AVAILABLE DATA
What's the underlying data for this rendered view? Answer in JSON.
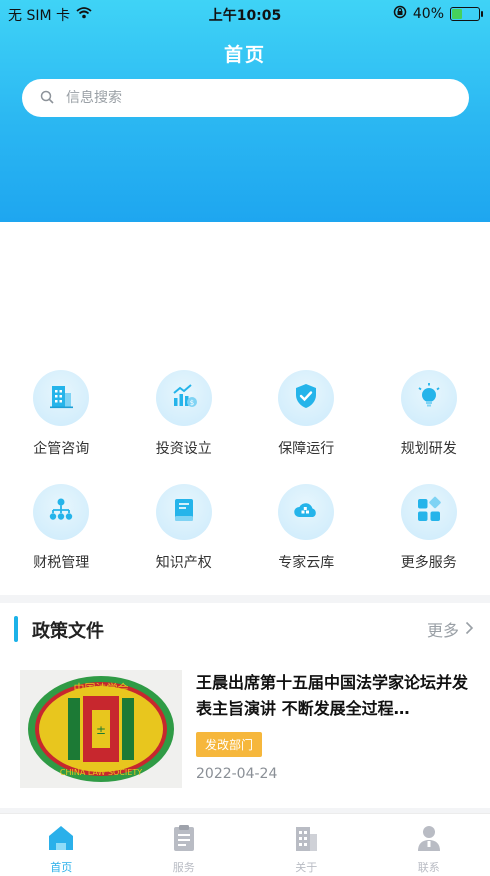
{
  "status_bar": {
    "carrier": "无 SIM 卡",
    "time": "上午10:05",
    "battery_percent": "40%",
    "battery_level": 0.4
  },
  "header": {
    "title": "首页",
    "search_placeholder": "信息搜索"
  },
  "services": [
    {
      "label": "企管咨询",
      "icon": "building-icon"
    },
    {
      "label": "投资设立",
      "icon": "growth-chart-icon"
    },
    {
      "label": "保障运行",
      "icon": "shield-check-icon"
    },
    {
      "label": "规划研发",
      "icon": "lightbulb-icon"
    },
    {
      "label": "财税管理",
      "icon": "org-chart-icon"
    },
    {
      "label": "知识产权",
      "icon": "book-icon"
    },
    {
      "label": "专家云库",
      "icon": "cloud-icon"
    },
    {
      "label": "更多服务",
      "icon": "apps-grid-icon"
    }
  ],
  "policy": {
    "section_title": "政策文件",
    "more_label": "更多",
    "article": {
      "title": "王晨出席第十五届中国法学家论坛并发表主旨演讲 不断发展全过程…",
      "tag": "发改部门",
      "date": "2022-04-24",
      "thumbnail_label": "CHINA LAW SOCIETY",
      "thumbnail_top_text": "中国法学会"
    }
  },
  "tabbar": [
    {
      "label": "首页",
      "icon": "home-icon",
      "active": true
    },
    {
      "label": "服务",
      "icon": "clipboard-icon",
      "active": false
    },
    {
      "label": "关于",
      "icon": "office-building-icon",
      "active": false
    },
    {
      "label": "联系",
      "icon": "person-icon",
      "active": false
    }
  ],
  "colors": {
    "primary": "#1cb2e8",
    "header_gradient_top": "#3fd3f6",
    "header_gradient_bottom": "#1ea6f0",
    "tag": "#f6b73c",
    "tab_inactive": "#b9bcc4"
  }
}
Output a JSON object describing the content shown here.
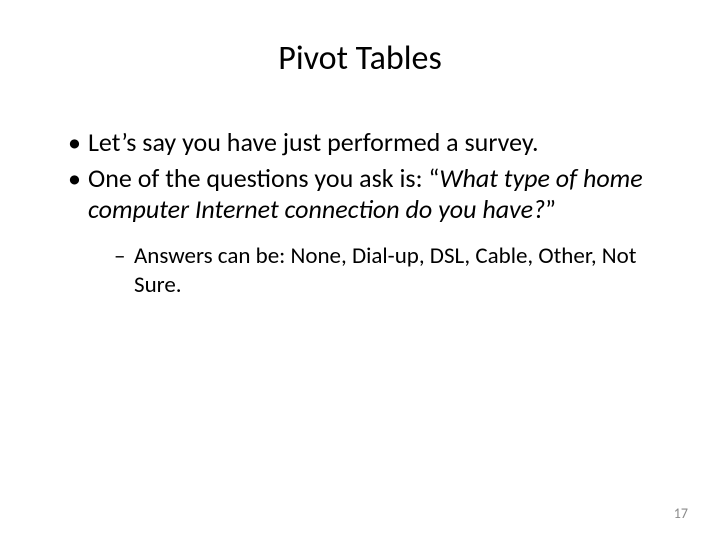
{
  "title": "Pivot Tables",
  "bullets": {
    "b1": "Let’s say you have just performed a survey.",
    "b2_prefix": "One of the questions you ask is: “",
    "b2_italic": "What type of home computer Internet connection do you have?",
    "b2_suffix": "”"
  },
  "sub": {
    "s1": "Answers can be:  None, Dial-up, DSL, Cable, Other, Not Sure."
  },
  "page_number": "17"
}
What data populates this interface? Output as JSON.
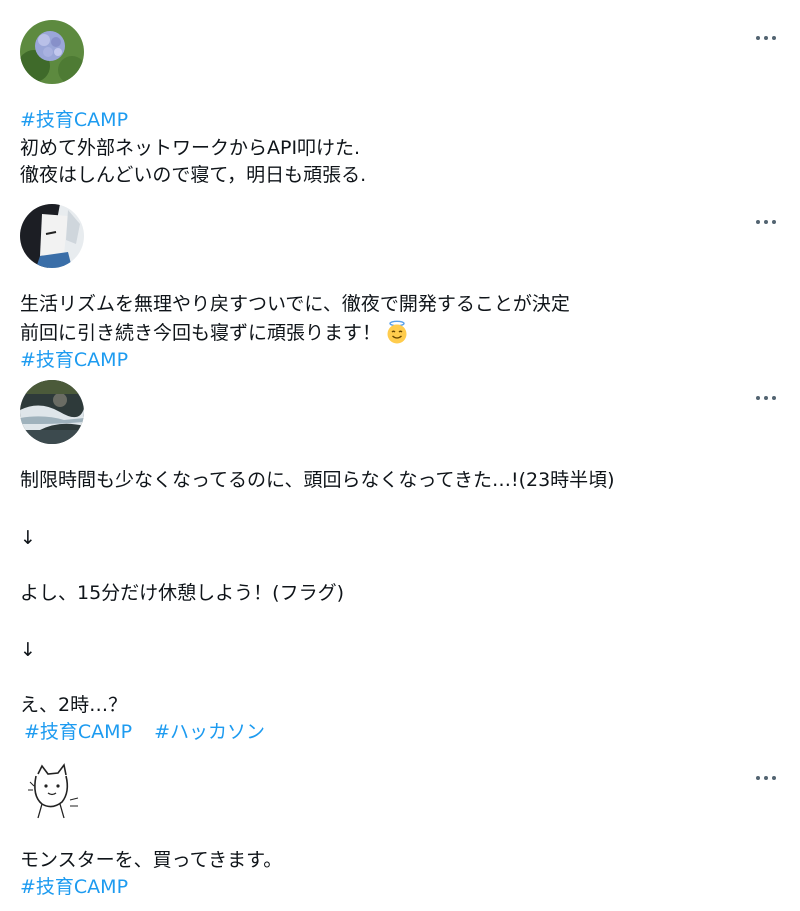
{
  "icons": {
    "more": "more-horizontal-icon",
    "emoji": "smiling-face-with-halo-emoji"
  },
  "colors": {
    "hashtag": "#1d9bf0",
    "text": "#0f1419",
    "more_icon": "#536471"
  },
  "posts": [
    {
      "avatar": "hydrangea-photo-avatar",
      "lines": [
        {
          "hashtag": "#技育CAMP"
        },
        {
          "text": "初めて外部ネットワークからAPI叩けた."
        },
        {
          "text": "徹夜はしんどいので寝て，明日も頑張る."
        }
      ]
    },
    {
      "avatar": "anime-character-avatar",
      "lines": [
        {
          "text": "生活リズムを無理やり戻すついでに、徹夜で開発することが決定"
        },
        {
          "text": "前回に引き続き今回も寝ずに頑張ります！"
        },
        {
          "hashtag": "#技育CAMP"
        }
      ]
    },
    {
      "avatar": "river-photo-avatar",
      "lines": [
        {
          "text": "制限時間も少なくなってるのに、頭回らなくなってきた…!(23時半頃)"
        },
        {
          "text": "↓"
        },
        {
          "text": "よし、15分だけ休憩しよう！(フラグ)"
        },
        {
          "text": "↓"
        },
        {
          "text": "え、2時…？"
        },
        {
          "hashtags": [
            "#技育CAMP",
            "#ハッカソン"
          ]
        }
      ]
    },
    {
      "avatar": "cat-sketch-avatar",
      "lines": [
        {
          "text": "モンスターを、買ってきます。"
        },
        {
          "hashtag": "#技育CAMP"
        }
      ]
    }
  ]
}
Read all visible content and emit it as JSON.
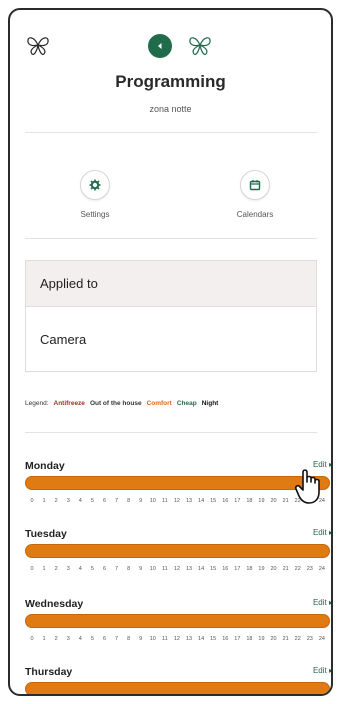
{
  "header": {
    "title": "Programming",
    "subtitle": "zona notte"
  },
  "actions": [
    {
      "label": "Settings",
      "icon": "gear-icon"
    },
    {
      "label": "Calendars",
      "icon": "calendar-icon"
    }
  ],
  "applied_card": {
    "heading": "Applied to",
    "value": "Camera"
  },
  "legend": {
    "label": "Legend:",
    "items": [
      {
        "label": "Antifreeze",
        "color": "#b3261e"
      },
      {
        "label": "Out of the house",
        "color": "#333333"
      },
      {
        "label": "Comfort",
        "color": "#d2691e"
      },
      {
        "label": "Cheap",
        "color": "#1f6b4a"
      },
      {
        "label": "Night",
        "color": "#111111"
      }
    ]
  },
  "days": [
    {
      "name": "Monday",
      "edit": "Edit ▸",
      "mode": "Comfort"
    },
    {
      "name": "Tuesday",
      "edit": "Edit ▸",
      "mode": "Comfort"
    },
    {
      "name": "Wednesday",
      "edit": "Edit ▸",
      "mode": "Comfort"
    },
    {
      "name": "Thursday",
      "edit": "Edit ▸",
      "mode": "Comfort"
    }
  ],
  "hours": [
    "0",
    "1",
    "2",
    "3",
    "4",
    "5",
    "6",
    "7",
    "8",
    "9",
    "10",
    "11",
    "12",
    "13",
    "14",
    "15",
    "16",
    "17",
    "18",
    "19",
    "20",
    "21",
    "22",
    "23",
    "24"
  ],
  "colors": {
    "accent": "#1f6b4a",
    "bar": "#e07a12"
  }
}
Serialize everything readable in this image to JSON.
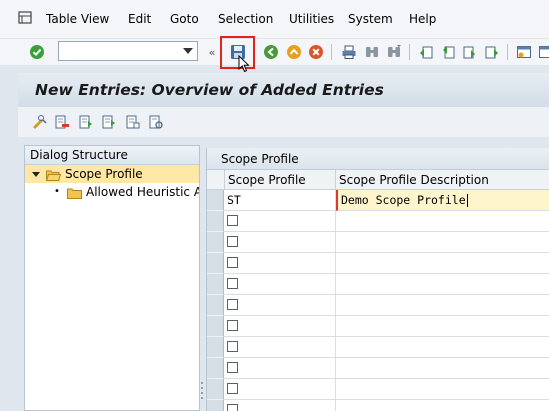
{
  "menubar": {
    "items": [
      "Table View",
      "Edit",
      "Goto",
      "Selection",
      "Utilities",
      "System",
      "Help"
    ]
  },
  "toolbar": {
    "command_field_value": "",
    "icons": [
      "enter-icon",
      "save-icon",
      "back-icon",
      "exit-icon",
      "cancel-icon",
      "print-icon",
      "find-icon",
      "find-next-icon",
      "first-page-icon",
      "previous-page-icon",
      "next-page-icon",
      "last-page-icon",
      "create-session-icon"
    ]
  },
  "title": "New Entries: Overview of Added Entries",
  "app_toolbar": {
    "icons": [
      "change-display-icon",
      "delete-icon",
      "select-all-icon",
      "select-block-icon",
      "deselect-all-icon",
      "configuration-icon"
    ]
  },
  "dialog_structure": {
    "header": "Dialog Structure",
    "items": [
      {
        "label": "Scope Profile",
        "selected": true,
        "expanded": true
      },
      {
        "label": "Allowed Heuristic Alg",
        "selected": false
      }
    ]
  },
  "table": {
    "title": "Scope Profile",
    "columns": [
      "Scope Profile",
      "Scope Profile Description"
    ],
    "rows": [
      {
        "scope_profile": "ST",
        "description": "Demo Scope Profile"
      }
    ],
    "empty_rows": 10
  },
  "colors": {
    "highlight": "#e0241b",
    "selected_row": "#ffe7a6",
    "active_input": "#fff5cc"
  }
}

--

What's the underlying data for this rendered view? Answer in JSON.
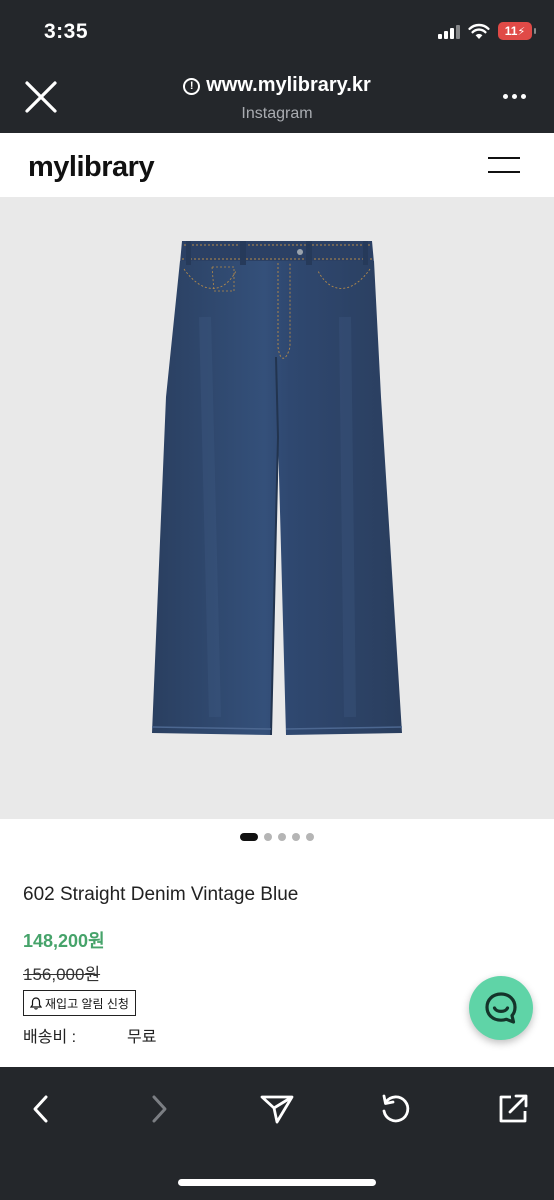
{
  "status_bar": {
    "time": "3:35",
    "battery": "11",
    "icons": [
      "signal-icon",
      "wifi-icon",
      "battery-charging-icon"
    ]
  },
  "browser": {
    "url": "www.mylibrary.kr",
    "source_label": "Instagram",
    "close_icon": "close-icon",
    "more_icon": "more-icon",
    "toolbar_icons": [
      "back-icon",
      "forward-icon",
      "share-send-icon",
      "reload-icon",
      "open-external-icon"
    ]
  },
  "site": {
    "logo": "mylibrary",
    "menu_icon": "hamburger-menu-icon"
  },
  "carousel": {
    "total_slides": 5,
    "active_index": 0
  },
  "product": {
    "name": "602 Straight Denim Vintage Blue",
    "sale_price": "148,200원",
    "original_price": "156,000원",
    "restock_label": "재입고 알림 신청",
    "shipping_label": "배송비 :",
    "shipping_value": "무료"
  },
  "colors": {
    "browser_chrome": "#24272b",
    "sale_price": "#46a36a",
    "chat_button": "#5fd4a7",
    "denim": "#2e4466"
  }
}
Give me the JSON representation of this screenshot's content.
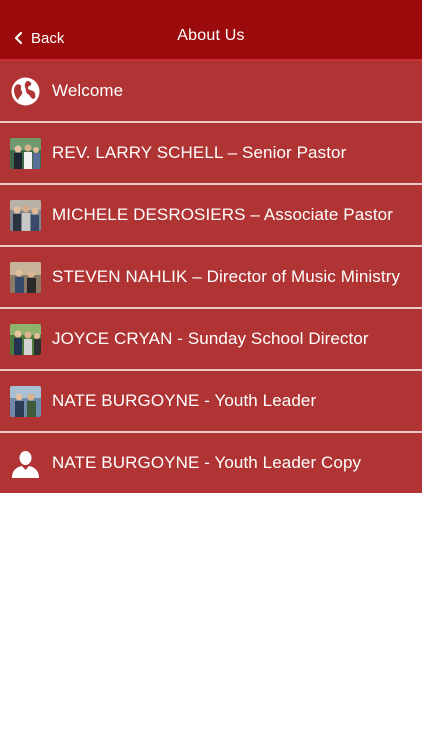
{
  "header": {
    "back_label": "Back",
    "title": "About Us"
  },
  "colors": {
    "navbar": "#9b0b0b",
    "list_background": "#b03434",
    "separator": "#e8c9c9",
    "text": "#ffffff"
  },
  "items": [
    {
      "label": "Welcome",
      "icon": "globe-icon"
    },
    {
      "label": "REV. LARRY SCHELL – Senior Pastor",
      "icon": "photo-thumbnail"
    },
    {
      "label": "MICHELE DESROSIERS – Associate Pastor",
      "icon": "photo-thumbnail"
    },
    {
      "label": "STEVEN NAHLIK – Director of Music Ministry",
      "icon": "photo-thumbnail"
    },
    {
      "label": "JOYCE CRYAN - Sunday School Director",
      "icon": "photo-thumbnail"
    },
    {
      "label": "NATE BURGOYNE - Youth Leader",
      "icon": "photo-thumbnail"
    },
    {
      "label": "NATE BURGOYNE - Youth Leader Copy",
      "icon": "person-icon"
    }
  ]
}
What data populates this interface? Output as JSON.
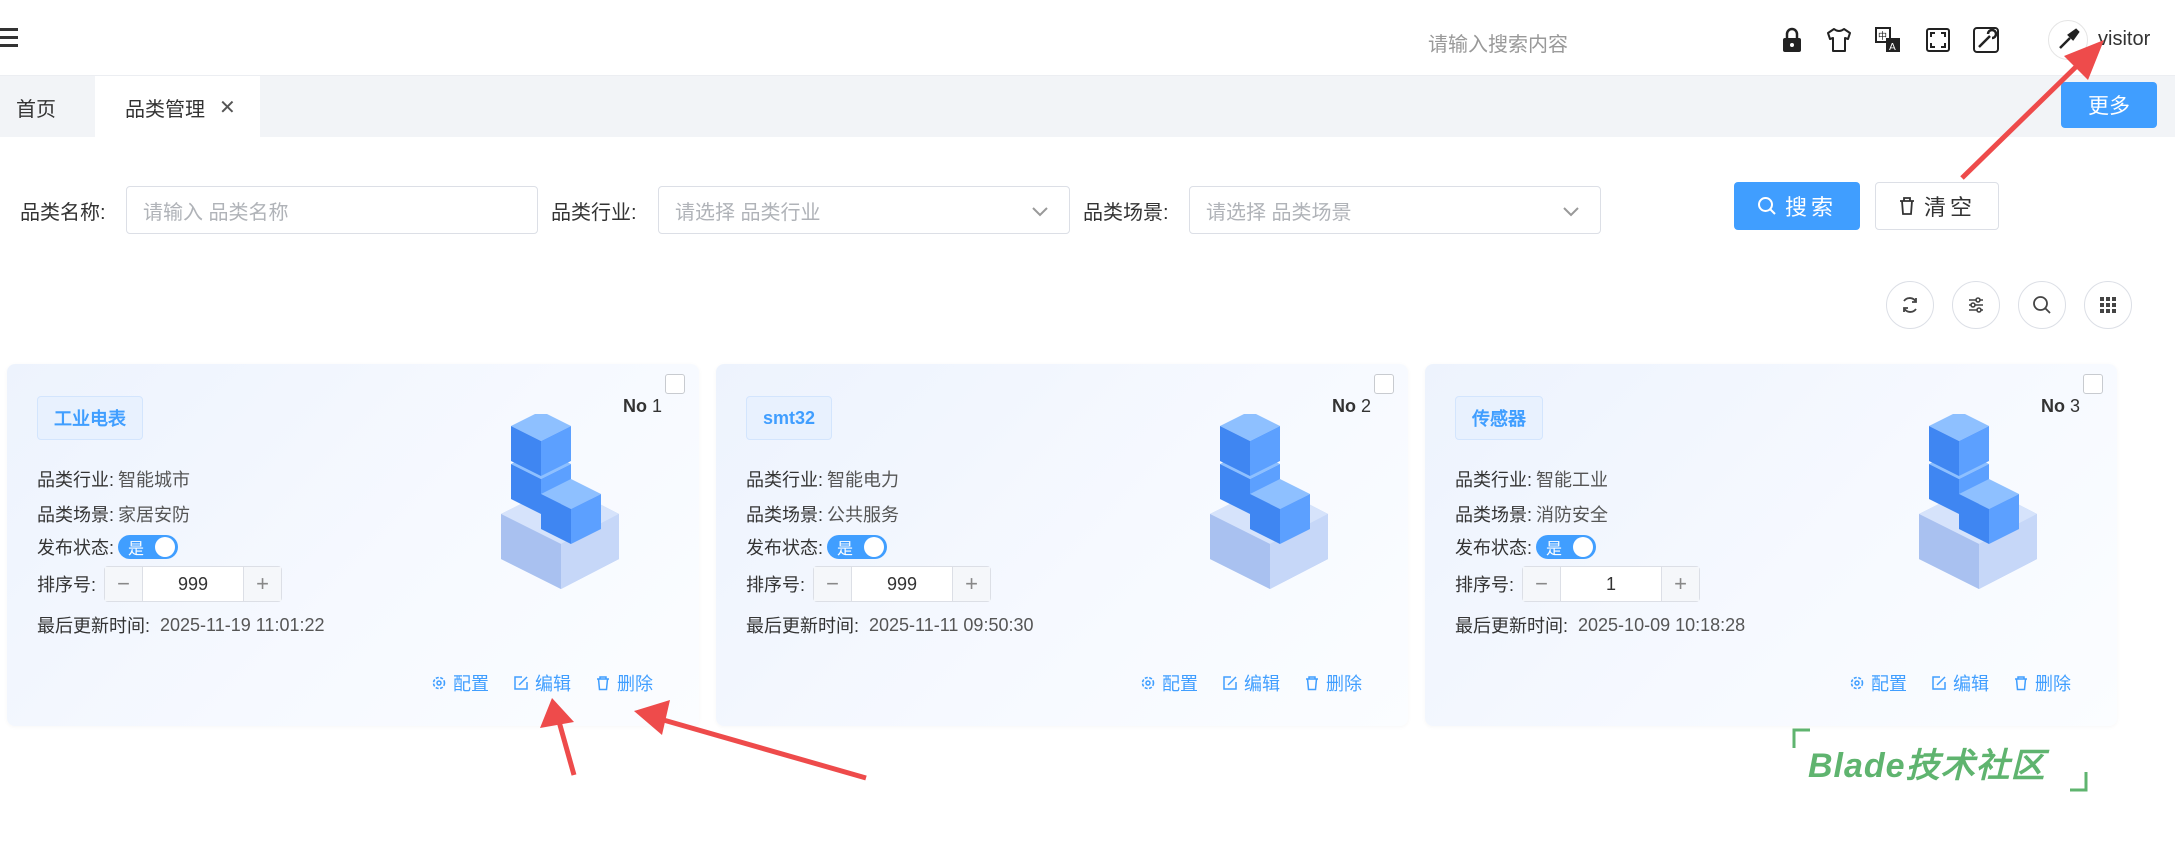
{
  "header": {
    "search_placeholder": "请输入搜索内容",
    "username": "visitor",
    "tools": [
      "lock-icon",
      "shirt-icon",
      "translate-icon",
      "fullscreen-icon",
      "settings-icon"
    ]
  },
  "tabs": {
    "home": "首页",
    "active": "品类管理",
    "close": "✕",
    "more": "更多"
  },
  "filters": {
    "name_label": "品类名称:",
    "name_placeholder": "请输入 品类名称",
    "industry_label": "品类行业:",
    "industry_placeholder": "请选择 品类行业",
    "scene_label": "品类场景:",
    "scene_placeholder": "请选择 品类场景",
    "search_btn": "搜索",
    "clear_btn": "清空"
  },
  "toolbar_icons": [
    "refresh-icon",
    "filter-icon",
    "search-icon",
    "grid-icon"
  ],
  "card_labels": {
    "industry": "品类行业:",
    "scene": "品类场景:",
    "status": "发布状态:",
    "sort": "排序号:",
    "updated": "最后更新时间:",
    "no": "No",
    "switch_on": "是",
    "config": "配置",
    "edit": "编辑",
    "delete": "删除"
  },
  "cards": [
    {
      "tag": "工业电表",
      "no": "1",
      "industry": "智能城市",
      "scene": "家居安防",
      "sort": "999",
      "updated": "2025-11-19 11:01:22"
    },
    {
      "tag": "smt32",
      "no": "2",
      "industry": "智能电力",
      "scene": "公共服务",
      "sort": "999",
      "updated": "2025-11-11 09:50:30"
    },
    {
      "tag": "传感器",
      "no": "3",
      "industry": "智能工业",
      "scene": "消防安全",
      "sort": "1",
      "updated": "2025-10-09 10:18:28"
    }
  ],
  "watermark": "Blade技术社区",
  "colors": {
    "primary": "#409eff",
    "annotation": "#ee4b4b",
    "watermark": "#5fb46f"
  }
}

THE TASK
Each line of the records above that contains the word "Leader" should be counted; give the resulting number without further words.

EXPECTED OUTPUT
2